This is that sneaky and blind "fad pattern."
Person spends hours on image
Shares with friends and family
Friends and family confuse their love for that person with their love for the image
Friends and family are in awe at their loved ones work.
OR friends and family confuse their love for the subject not love for the image.
It's like that "perfect" hair style in the 80's you thought was spectacular (did you sort of cringe and smile at the same time?)
Seriously I had a perm in the early 90's. Bad.bad idea. Don't even get me going on wind pants, fanny packs and winker jeans. Don't know what winker jeans are? Google it... it's a weird pair of pants where eyes are painted under the butt cheeks so when you walk it looks like they're winking. Told you. Weird.
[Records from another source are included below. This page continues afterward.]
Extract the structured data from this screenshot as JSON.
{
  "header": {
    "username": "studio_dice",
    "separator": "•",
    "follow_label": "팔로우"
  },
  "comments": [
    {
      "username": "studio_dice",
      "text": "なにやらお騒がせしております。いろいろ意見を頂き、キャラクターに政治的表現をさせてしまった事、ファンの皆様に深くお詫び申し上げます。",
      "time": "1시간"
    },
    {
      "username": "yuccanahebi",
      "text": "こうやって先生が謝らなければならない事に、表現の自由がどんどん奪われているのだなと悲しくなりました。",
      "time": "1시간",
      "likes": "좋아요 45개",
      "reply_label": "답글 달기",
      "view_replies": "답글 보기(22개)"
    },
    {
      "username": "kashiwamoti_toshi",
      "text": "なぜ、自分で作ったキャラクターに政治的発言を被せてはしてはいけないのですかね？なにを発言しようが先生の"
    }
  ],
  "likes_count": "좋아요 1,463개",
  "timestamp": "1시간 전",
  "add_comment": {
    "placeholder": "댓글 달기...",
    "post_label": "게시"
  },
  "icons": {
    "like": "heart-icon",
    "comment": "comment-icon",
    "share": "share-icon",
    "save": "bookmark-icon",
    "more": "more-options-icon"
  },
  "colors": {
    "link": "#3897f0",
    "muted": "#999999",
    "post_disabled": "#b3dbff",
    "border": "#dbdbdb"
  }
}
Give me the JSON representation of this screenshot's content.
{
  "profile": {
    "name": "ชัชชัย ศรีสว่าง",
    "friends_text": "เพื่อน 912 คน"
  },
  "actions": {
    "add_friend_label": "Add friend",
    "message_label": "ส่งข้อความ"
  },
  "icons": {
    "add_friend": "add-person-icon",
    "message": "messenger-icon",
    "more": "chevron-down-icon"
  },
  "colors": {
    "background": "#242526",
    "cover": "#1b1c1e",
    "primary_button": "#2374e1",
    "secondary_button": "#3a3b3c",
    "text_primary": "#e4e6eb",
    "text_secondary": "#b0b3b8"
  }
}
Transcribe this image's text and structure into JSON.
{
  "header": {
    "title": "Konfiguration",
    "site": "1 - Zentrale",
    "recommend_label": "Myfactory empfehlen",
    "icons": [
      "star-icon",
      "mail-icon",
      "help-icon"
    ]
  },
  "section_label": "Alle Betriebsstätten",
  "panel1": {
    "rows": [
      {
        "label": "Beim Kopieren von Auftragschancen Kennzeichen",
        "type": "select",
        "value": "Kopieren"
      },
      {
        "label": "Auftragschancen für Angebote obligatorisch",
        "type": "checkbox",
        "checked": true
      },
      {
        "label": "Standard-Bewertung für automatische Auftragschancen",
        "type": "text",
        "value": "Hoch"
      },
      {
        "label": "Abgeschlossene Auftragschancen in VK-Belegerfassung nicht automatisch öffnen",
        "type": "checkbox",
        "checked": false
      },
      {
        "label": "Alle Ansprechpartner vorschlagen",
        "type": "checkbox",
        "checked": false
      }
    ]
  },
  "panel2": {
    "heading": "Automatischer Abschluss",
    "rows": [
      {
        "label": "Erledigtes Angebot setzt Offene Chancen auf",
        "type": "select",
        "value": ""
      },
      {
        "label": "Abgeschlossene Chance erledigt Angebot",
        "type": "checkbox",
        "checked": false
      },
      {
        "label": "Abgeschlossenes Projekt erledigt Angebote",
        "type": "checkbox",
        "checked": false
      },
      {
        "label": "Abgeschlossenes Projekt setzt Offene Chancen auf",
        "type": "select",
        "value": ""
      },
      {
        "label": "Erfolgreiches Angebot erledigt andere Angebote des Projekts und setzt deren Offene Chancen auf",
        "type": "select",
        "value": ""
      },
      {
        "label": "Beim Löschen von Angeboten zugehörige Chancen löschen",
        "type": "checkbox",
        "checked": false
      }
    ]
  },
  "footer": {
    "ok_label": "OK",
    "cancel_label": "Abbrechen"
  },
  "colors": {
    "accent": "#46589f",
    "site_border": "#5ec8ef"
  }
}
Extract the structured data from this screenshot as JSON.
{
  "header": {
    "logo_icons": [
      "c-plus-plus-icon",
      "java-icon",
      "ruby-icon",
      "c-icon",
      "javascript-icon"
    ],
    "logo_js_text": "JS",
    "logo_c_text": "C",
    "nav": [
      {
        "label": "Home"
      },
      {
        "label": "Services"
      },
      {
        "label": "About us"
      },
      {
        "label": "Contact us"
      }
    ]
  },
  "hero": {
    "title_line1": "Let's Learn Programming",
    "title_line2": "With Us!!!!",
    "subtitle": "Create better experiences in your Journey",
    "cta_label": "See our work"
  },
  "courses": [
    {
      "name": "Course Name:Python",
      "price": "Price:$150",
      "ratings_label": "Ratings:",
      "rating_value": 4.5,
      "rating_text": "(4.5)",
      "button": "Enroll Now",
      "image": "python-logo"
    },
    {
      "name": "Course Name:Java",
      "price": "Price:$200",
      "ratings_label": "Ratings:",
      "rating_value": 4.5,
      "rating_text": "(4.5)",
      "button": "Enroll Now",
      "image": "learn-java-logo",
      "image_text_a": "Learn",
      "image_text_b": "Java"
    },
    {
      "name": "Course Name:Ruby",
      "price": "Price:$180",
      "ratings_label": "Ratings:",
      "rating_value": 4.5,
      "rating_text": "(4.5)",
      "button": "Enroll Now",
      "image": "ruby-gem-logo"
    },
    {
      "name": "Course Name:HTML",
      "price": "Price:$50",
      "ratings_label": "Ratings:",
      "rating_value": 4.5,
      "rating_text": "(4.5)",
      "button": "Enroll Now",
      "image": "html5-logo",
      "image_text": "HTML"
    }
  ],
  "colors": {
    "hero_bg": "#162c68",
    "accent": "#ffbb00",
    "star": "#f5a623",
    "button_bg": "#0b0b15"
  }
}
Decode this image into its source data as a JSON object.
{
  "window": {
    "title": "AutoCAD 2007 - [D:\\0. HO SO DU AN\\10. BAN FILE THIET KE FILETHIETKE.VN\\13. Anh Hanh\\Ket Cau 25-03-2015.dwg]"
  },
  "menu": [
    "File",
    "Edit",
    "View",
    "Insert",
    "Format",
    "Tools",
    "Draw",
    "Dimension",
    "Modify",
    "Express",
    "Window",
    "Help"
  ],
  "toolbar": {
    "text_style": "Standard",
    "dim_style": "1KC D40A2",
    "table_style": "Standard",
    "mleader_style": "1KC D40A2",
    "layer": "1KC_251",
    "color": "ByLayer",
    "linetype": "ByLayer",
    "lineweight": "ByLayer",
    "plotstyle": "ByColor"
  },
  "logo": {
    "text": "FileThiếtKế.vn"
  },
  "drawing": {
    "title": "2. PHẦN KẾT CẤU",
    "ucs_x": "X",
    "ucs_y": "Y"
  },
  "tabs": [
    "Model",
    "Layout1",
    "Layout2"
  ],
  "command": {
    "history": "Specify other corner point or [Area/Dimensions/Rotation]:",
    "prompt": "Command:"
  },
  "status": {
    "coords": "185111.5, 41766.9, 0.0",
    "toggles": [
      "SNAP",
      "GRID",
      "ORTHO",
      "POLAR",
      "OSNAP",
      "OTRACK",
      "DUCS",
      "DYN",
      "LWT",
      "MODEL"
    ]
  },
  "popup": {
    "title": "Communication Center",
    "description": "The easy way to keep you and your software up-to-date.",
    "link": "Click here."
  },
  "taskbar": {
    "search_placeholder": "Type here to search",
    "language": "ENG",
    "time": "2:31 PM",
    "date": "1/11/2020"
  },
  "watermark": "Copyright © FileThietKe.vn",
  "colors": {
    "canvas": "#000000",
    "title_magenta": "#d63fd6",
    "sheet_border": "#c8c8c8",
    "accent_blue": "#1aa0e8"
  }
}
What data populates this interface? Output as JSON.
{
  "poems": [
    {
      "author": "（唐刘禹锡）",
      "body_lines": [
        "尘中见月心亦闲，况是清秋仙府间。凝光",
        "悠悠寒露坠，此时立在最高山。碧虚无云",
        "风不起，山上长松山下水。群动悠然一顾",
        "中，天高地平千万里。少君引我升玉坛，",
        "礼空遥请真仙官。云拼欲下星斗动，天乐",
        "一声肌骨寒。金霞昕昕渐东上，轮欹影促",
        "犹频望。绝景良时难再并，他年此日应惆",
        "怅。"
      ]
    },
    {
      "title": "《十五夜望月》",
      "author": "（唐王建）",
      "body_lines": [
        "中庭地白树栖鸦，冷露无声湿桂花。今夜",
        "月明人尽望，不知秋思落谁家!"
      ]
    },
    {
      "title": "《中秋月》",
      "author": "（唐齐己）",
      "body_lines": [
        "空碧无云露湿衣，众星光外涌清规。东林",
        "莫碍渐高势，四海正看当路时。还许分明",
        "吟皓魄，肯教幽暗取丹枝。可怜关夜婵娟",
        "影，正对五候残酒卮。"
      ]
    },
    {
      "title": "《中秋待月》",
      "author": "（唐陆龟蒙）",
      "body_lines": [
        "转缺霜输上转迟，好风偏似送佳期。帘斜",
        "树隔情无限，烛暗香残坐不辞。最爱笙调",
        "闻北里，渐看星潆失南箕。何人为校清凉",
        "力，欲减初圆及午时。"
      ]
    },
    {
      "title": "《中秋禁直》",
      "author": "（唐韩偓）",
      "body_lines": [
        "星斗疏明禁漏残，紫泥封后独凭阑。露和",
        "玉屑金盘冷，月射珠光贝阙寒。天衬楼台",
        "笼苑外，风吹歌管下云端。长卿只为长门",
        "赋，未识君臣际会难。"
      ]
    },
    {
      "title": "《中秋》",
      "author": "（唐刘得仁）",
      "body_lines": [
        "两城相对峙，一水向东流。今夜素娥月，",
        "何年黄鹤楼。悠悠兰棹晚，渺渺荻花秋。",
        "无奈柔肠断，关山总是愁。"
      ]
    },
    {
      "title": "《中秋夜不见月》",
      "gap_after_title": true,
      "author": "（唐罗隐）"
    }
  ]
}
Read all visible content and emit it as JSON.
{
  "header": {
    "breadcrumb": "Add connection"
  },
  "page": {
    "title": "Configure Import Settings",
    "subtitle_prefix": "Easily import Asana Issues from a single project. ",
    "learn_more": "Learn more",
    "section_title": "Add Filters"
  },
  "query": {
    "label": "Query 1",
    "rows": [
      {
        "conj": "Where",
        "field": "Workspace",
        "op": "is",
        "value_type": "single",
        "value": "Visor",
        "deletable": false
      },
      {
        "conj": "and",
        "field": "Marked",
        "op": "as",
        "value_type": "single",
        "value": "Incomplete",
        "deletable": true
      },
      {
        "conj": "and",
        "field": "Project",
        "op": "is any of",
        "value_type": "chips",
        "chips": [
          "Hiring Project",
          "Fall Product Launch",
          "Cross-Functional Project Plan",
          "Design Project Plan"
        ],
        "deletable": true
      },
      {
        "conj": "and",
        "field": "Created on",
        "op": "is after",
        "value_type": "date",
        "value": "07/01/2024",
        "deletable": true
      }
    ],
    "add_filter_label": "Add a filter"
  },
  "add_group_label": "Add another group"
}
Anyway there's a difference between timeless and a fad no matter what the era is and no matter what the product or business.
Fads are unavoidable
I get that!
Right now social media is stuffing fads down your throat while you have to search really hard for good quality stuff. And even if you see the good quality stuff you may not recognize it as quality because it's in the minority these days. Hard work and an open mind WILL pay off. You just have to be patient and WILLING to learn.
Here is a letter to new photographers I found written by a woman named Lauren. I loved her perspective. She points out how much hard work it is to run a business and it's so true. So many people up and coming expect it to happen over night. So of course someone that has been working 10+ years is going to get cranky when the amateur doesn't want to wait it out.
For those of you that are truly eager to learn, and grow in any aspect of your life... not just photography.
Find a mentor.Find someone that knows what they're talking about, cares about you and cares about the goal you're working towards.
We will never know anything until we ADMIT how little we know.